[Excerpts from an interface dataset]
[Start of section]
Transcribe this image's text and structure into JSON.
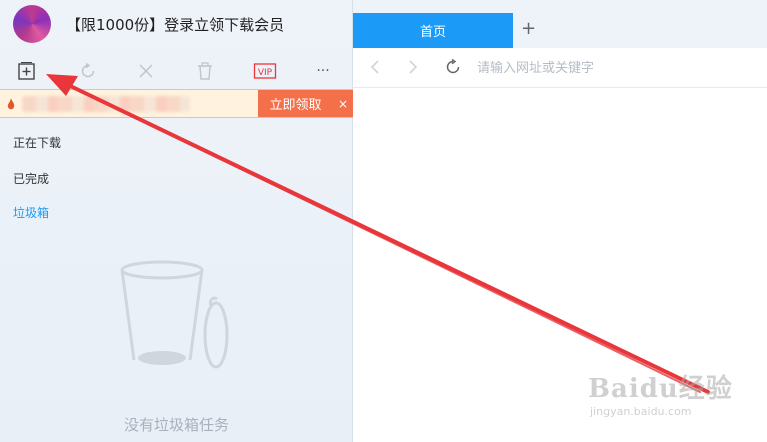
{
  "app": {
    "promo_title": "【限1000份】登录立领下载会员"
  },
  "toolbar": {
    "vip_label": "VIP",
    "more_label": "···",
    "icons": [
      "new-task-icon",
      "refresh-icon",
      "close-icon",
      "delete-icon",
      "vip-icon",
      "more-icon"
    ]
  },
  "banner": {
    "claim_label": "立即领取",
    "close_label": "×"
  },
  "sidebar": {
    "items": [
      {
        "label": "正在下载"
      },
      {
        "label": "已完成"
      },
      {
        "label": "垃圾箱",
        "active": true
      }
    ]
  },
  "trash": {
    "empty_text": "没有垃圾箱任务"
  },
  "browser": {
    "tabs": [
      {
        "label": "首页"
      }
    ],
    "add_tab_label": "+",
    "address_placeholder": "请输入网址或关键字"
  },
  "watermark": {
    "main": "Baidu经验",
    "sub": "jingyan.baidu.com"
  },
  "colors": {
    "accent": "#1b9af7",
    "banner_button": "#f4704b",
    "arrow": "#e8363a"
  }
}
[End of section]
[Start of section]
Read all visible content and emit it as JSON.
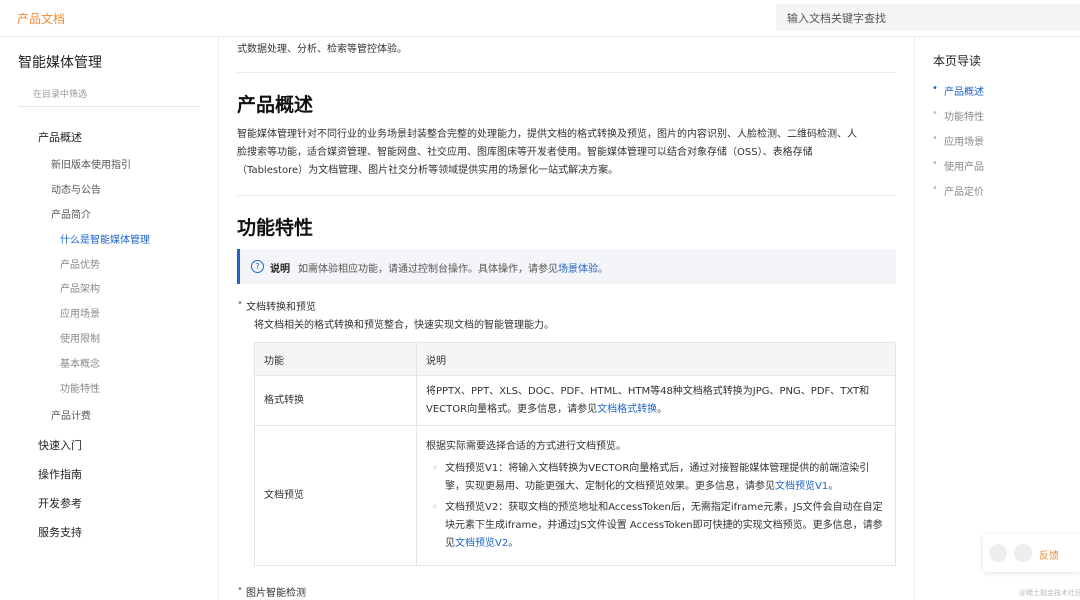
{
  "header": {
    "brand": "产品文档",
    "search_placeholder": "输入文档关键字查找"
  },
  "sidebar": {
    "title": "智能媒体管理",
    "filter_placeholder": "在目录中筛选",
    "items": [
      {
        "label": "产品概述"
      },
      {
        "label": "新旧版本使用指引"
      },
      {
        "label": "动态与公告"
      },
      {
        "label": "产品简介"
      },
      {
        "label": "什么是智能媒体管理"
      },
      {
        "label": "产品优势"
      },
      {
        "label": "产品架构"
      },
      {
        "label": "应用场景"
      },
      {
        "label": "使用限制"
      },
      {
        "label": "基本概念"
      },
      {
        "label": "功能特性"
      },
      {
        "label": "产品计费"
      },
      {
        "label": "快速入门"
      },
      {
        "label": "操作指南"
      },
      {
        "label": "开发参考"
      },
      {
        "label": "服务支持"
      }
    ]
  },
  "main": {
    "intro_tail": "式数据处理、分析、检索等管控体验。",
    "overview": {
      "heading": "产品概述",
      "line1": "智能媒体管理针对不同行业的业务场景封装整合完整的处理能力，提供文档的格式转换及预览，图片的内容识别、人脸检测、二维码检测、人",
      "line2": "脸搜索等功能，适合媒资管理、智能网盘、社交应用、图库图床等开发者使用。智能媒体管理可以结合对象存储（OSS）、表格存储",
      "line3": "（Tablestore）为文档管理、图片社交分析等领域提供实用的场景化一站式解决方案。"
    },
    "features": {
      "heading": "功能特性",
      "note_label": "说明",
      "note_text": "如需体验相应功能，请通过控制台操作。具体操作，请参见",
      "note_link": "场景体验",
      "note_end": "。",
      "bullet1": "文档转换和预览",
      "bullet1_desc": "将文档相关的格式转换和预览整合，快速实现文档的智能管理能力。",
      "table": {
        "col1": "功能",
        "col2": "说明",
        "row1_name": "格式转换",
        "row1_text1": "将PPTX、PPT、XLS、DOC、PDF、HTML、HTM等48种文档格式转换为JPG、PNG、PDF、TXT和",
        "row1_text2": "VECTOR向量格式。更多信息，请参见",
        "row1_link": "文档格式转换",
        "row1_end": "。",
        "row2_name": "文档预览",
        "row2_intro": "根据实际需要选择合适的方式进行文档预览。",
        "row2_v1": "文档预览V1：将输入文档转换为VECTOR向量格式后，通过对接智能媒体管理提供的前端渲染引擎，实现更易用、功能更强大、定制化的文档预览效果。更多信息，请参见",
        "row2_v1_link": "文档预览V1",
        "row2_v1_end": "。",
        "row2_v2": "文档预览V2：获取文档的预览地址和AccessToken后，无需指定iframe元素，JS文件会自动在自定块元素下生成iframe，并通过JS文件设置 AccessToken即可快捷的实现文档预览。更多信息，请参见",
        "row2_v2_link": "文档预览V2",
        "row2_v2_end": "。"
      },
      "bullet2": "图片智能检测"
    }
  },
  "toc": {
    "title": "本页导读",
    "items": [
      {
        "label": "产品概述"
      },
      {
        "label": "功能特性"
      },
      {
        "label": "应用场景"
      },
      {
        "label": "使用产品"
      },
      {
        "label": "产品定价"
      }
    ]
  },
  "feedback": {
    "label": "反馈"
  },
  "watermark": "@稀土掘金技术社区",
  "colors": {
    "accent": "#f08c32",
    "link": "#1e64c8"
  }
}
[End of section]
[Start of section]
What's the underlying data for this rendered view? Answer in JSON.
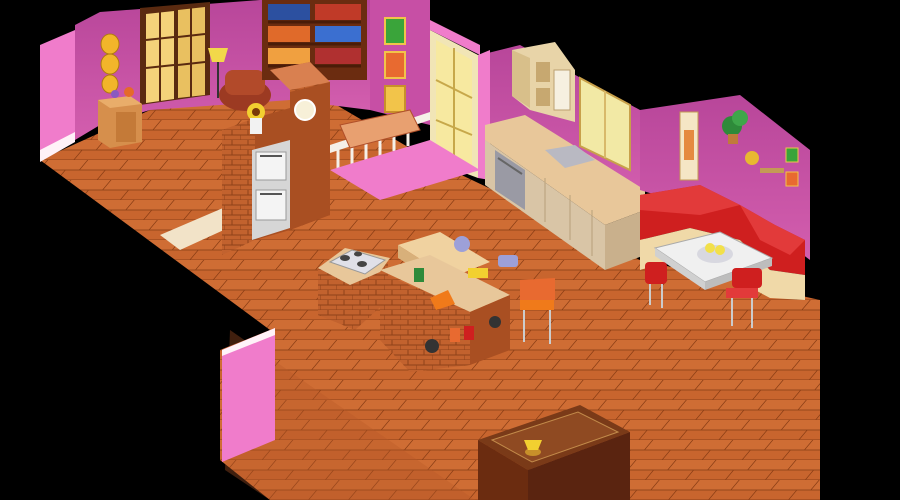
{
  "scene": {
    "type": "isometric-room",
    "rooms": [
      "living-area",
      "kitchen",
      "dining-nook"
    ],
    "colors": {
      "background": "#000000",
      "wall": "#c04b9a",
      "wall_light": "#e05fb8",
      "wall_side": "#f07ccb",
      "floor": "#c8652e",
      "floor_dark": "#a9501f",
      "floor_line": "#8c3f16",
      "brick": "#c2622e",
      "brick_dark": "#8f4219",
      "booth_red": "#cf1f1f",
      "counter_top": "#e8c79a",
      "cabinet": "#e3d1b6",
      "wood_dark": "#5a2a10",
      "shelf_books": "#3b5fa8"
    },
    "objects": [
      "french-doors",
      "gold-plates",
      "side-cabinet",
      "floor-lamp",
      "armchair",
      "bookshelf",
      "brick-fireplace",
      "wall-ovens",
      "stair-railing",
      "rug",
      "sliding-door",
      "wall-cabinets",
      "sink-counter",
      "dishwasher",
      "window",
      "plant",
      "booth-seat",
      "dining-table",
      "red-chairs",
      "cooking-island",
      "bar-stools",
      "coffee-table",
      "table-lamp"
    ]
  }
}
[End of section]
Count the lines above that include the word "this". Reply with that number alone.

2